Since Bell took over as the Padres' closer in 2009, his 118 saves lead all pitchers. His 29 saves this season are tied for third most, and he has failed to convert only two save opportunities.
While Bell clearly has both the name recognition and "proven closer" tag, there's a great argument to be made that Adams is actually both preferable and a better pitcher at this stage of the game.
Adams has both a better K per 9 IP and BB per 9 IP rate this season. It also helps that Adams is under control through next season, while Bell will be a free agent at season's end.
The Padres appear to agree with this assessment, reportedly demanding as much or more for Adams than Bell, with owner Jeff Moorad telling Adams he’s “not going anywhere.”
Heath Bell vs Mike Adams 2011 Season
Adams has pitched better than Bell on the most basic of levels – ERA – but his peripheral indicators suggest that his superior performance over Bell is legitimate.
We look to the metric xFIP (expected fielding independent pitching), a statistic that rates pitchers on what they control most and adjusts for league average rate of HR/fly balls allowed, and is used as a predictive measure for future performance. Adams' Expected Fielding Independent Pitching comes in over a full run lower than Heath Bell's.
Not only has Adams been an impact reliever for the Padres, but he’s been arguably the league’s best reliever since the start of the 2009 season. His 1.33 ERA over the last three seasons leads all pitchers with a minimum of 125 innings pitched.
While no team in the thick of the playoff race would pass up quality relief, if the Padres decide to trade either of these relievers, which contenders could use them the most?

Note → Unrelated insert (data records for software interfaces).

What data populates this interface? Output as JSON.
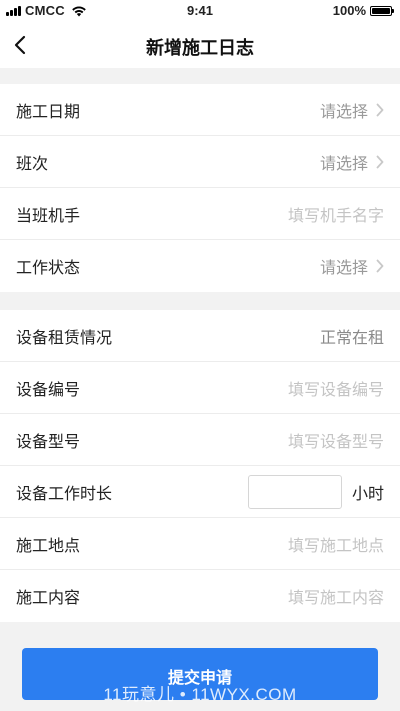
{
  "status_bar": {
    "carrier": "CMCC",
    "time": "9:41",
    "battery": "100%"
  },
  "nav": {
    "title": "新增施工日志"
  },
  "group1": [
    {
      "label": "施工日期",
      "value": "请选择",
      "kind": "select"
    },
    {
      "label": "班次",
      "value": "请选择",
      "kind": "select"
    },
    {
      "label": "当班机手",
      "value": "填写机手名字",
      "kind": "input"
    },
    {
      "label": "工作状态",
      "value": "请选择",
      "kind": "select"
    }
  ],
  "group2": [
    {
      "label": "设备租赁情况",
      "value": "正常在租",
      "kind": "readonly"
    },
    {
      "label": "设备编号",
      "value": "填写设备编号",
      "kind": "input"
    },
    {
      "label": "设备型号",
      "value": "填写设备型号",
      "kind": "input"
    },
    {
      "label": "设备工作时长",
      "unit": "小时",
      "kind": "hours"
    },
    {
      "label": "施工地点",
      "value": "填写施工地点",
      "kind": "input"
    },
    {
      "label": "施工内容",
      "value": "填写施工内容",
      "kind": "input"
    }
  ],
  "submit": {
    "label": "提交申请"
  },
  "watermark": "11玩意儿 • 11WYX.COM",
  "colors": {
    "primary": "#2c7ef0",
    "page_bg": "#f2f2f2"
  }
}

Plus the St. Louis Cardinals' 19 blown saves are second-worst in the majors, while the Los Angeles Angels of Anaheim, 18 blown saves, could use some back end help if they look to catch the Rangers in the AL West.